  • Encourage greater community involvement in TRID location, design and implementation and resulting investment activities.
  • Promote flexible, cooperative, coordinated and enhanced support for innovative, intermodal solutions in TRID development and implementation activities by municipal officials, public agencies, nonprofit organizations and the private sector.
  • Support TRID implementation by maximizing use of existing Federal and State laws and programs that are consistent with the purposes of this act.

TRID is unique in that it is explicitly intended to expand the role of transit agencies in local value capture strategies. In addition to the increased ridership generated by new development near transit stops, it can also generate revenues to support transit service, capital improvements, and maintenance.

Key Provisions

Below is a summary of key provisions of the legislation.

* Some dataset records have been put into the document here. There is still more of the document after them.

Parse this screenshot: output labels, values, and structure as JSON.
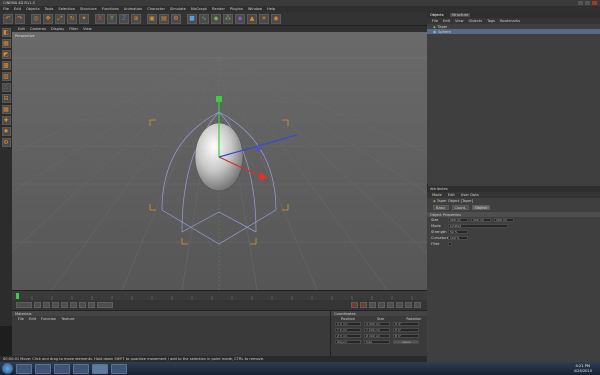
{
  "titlebar": {
    "title": "CINEMA 4D R11.5"
  },
  "menubar": {
    "items": [
      "File",
      "Edit",
      "Objects",
      "Tools",
      "Selection",
      "Structure",
      "Functions",
      "Animation",
      "Character",
      "Simulate",
      "MoGraph",
      "Render",
      "Plugins",
      "Window",
      "Help"
    ]
  },
  "viewport": {
    "menu": [
      "Edit",
      "Cameras",
      "Display",
      "Filter",
      "View"
    ],
    "label": "Perspective"
  },
  "statusbar": {
    "text": "00:00:01  Move: Click and drag to move elements. Hold down SHIFT to quantize movement / add to the selection in point mode, CTRL to remove."
  },
  "materials": {
    "title": "Materials",
    "menu": [
      "File",
      "Edit",
      "Function",
      "Texture"
    ]
  },
  "coordinates": {
    "title": "Coordinates",
    "columns": [
      "Position",
      "Size",
      "Rotation"
    ],
    "rows": [
      {
        "p": "X  0 cm",
        "s": "X  200 cm",
        "r": "H  0°"
      },
      {
        "p": "Y  0 cm",
        "s": "Y  200 cm",
        "r": "P  0°"
      },
      {
        "p": "Z  0 cm",
        "s": "Z  200 cm",
        "r": "B  0°"
      }
    ],
    "mode": "Object",
    "size_mode": "Size",
    "apply_label": "Apply"
  },
  "object_manager": {
    "tabs": [
      "Objects",
      "Structure"
    ],
    "menu": [
      "File",
      "Edit",
      "View",
      "Objects",
      "Tags",
      "Bookmarks"
    ],
    "items": [
      {
        "name": "Taper"
      },
      {
        "name": "Sphere"
      }
    ]
  },
  "attributes": {
    "title": "Attributes",
    "menu": [
      "Mode",
      "Edit",
      "User Data"
    ],
    "object_title": "Taper Object [Taper]",
    "tabs": [
      "Basic",
      "Coord.",
      "Object"
    ],
    "section": "Object Properties",
    "props": [
      {
        "label": "Size",
        "values": [
          "200 cm",
          "200 cm",
          "200 cm"
        ]
      },
      {
        "label": "Mode",
        "values": [
          "Limited"
        ]
      },
      {
        "label": "Strength",
        "values": [
          "50 %"
        ]
      },
      {
        "label": "Curvature",
        "values": [
          "100 %"
        ]
      },
      {
        "label": "Fillet",
        "values": [
          ""
        ]
      }
    ]
  },
  "taskbar": {
    "time": "4:21 PM",
    "date": "4/26/2010"
  },
  "icons": [
    "undo-icon",
    "redo-icon",
    "live-selection-icon",
    "move-icon",
    "scale-icon",
    "rotate-icon",
    "x-axis-icon",
    "y-axis-icon",
    "z-axis-icon",
    "world-coords-icon",
    "render-view-icon",
    "render-pic-icon",
    "render-settings-icon",
    "cube-icon",
    "spline-icon",
    "nurbs-icon",
    "array-icon",
    "deformer-icon",
    "scene-icon",
    "light-icon",
    "camera-icon"
  ]
}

  • Eligible TRID locations are defined by distance from a transit stop or station (at least 1/8 mile, but no more than ½ mile), and may include vacant, underutilized or potentially redevelopable land. Specific boundaries can be tailored to local circumstances based on property boundaries or other factors, when authorized by the jurisdiction and the transit agency, and supported by a TRID study.
  • TRIDs are designated by municipalities or counties, in cooperation with transit agencies, transportation authorities, and/or AMTRAK. The TRID may encompass an existing or planned station. The municipality or municipalities enter into an agreement with the transit agency, which defines the activities and commitments of each party to the TRID.
  • TRID plans are required, and must consider the need for capital improvements to transit-related facilities and adjacent public infrastructure as well as opportunities for private sector real estate development. The plan must also include a financial plan, including discussion of funding sources, a proposed amortization schedule where applicable and estimated future maintenance requirements.
  • DCED provides a 75% match for TRID planning efforts and related implementation activities, up to $75,000 per project. Municipalities undertaking a TRID planning study are also entitled to receive priority consideration for planning and implementation grants and technical assistance from DCED, working in partnership with the pertinent county planning agency or agencies and other State agencies with grant or loan programs that may be applicable to TRID. In addition, Commonwealth agencies are directed to provide State resources, programs and new capital investments that will assist local governments, transportation authorities and transit agencies to implement TRIDs.
  • Transit agencies may purchase and improve property within a TRID, consistent with existing authority and limitations on transit agencies to condemn and acquire land for public transportation purposes. A transit agency may not be the primary real estate developer, but it can purchase property, make improvements, and work with the local jurisdiction(s) to offer it for sale for uses consistent with the plan. Alternatively, they can advertise the presence of development opportunities within the plan area.
  • While a management entity must be designated to manage and facilitate implementation, municipalities retain policy and oversight responsibilities over the budgetary and programmatic actions of the entity. Neighborhood improvement districts or business improvement districts may act as the managing entity for implementation activities.
  • Value capture areas are coterminous with TRID boundaries, within which taxing entities can share incremental tax increases generated by new real estate investment in the TRID. The tax revenues are dedicated to specific improvements designated in the TRID planning study.
  • Community involvement is required during the planning and establishment of a TRID, including at least one public meeting to explain TRID and alternative implementation approaches, and another to review the proposed joint development plan and its related public improvements prior to implementation.